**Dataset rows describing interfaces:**
================================
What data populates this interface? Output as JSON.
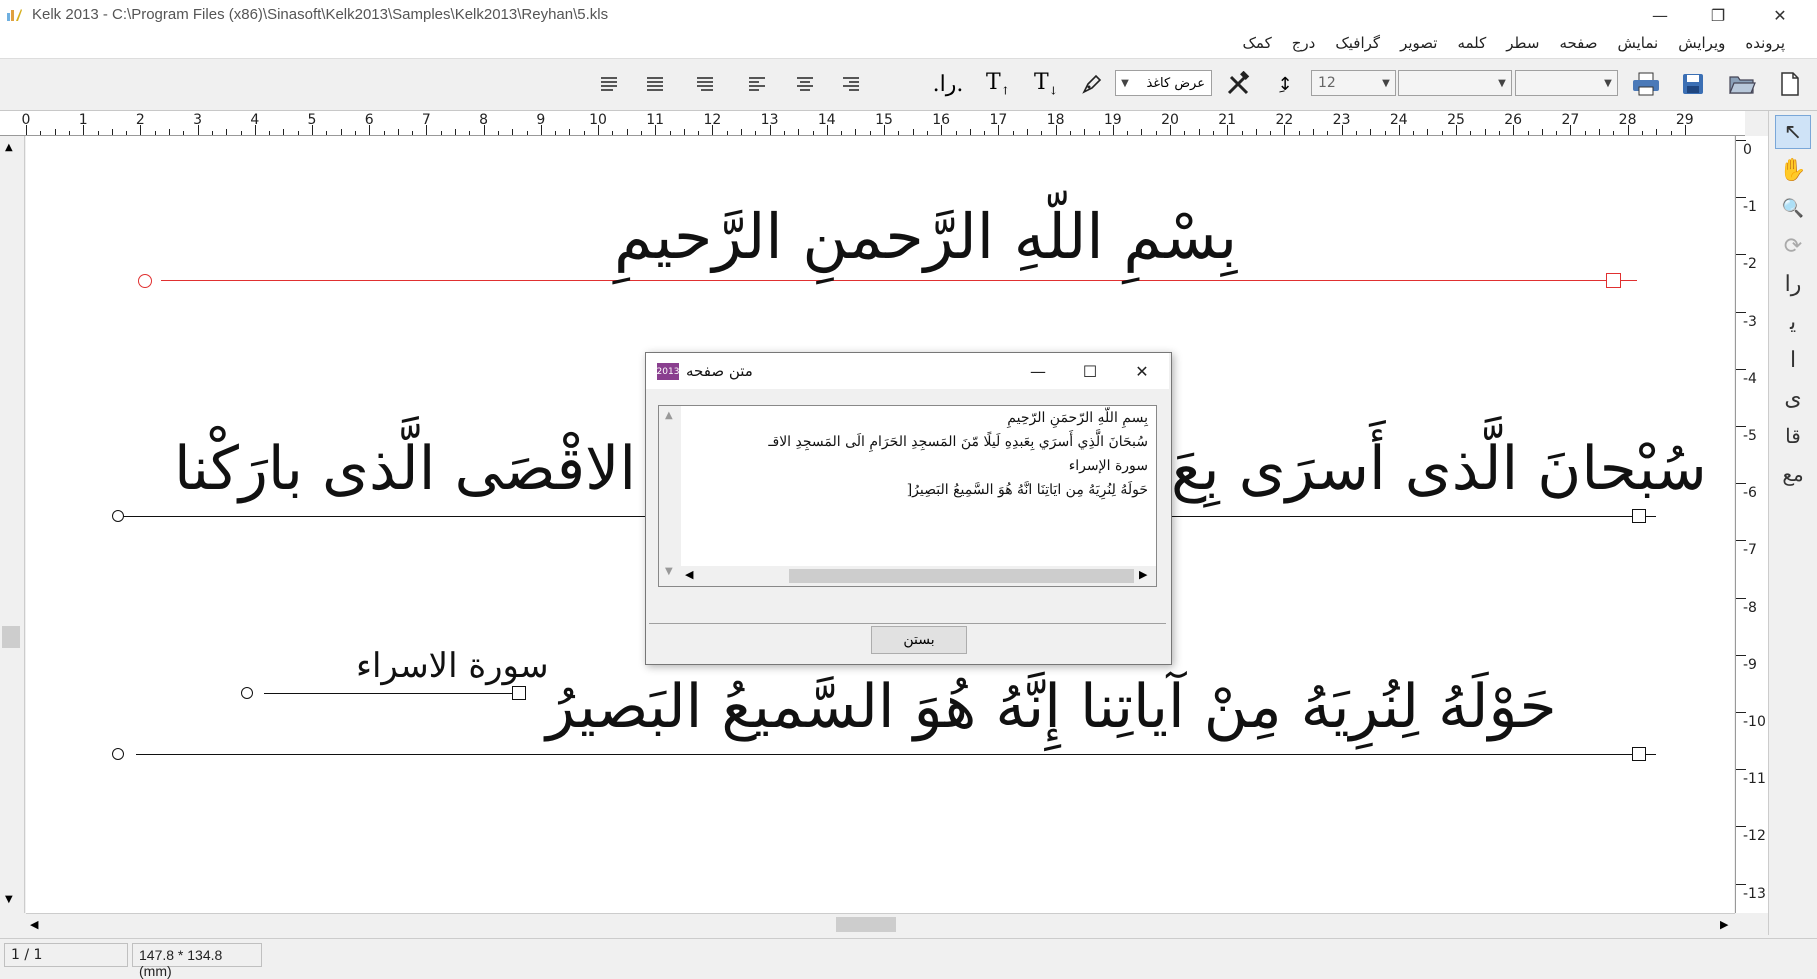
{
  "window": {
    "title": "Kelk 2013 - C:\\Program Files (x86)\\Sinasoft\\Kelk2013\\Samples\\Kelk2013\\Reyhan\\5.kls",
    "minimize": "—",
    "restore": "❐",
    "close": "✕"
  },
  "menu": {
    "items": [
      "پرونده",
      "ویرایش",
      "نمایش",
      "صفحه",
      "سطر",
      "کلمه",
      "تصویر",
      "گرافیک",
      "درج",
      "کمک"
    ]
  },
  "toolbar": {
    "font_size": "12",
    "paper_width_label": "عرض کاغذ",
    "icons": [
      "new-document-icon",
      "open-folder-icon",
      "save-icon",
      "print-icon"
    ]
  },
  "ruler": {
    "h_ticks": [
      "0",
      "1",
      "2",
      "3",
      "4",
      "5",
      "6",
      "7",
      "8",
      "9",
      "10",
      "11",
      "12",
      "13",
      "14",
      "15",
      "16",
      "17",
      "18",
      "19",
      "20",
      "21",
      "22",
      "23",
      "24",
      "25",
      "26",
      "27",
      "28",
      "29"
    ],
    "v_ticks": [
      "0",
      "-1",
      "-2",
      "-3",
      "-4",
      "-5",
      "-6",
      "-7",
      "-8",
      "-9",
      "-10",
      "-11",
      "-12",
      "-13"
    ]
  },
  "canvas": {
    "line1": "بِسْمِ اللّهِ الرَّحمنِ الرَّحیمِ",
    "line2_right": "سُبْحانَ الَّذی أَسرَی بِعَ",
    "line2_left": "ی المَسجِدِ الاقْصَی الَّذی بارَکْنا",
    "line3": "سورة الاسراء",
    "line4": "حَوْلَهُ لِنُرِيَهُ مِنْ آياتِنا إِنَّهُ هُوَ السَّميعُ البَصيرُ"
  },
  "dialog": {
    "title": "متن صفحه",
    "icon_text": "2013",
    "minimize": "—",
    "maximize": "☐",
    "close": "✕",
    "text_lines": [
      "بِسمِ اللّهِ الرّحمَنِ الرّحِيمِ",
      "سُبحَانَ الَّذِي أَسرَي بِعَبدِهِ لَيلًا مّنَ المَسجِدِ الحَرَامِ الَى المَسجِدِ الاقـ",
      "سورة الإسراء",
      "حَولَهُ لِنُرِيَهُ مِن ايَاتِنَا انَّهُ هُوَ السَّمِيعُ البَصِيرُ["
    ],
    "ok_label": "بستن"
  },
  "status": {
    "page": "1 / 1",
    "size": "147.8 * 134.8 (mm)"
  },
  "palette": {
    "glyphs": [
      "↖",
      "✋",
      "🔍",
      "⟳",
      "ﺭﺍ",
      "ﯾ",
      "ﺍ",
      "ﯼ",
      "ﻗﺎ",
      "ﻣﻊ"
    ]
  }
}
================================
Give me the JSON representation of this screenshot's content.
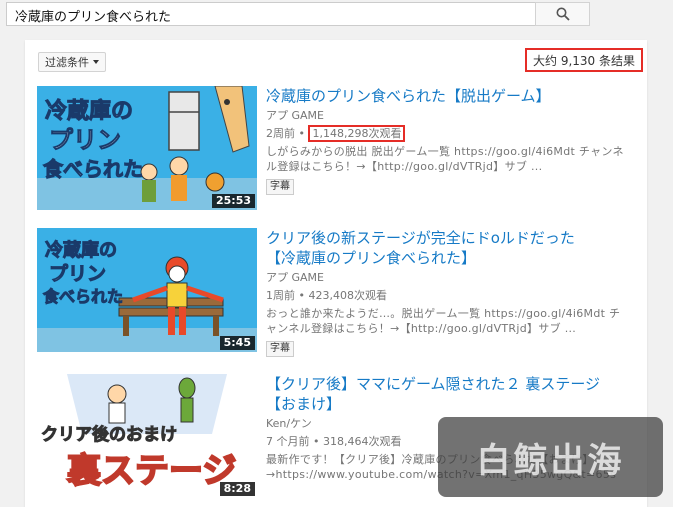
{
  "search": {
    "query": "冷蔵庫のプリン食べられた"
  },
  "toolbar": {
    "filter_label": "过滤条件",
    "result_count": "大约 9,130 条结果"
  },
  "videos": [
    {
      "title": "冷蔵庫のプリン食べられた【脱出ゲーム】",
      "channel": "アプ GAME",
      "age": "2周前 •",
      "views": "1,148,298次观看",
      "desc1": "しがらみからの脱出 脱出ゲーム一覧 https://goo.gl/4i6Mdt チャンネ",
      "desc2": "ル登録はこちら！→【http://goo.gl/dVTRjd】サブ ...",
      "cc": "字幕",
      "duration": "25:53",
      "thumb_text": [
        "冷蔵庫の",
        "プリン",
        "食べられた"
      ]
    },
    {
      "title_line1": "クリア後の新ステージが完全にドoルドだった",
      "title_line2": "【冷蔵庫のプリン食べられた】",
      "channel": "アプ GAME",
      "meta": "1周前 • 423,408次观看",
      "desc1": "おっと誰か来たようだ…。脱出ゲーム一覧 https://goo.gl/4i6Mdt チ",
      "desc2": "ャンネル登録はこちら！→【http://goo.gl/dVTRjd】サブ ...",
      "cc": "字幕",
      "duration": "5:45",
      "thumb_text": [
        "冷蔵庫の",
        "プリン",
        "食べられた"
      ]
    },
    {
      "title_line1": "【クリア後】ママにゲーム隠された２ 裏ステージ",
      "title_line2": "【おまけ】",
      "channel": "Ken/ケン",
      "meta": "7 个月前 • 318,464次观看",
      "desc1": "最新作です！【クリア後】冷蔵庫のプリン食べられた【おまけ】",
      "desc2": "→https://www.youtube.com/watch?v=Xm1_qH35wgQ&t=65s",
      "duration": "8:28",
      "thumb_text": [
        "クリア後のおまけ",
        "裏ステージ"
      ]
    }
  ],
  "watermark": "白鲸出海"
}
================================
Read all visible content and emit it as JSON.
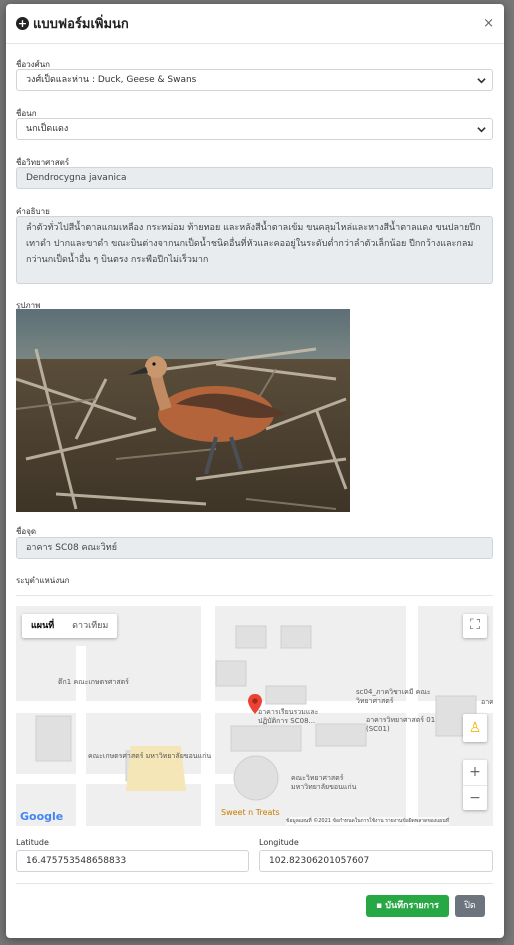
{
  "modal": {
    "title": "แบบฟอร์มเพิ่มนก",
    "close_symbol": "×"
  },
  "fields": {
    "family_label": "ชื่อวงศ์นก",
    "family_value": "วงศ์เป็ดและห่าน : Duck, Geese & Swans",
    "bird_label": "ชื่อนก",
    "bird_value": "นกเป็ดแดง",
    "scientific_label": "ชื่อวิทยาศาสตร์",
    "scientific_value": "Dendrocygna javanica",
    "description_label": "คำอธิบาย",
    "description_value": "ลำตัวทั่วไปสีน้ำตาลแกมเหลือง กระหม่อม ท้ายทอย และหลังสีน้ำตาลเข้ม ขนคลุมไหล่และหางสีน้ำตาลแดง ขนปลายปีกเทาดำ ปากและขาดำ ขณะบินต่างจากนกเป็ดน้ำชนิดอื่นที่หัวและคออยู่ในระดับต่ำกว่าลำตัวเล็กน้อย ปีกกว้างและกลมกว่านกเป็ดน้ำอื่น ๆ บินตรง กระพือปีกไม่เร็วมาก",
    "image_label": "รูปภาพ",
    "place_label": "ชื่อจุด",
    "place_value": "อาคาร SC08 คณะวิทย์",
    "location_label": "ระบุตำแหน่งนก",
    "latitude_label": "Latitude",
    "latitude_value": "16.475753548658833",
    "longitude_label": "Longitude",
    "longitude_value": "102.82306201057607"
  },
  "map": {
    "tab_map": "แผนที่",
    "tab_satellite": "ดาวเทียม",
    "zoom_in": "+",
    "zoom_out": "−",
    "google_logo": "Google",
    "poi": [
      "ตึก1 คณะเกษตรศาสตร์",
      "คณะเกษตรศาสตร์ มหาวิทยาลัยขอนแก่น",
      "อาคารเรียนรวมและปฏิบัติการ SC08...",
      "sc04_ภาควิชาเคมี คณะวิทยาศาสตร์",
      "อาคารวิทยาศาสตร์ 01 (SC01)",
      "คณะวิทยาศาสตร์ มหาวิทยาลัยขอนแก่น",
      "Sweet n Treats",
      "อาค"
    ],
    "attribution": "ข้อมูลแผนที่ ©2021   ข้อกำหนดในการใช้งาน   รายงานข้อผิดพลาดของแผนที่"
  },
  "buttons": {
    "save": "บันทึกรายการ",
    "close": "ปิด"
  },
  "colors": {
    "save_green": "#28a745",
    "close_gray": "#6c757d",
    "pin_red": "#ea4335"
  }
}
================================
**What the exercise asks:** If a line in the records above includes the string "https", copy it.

**Response area:**
      "desc1": "しがらみからの脱出 脱出ゲーム一覧 https://goo.gl/4i6Mdt チャンネ",
      "desc1": "おっと誰か来たようだ…。脱出ゲーム一覧 https://goo.gl/4i6Mdt チ",
      "desc2": "→https://www.youtube.com/watch?v=Xm1_qH35wgQ&t=65s",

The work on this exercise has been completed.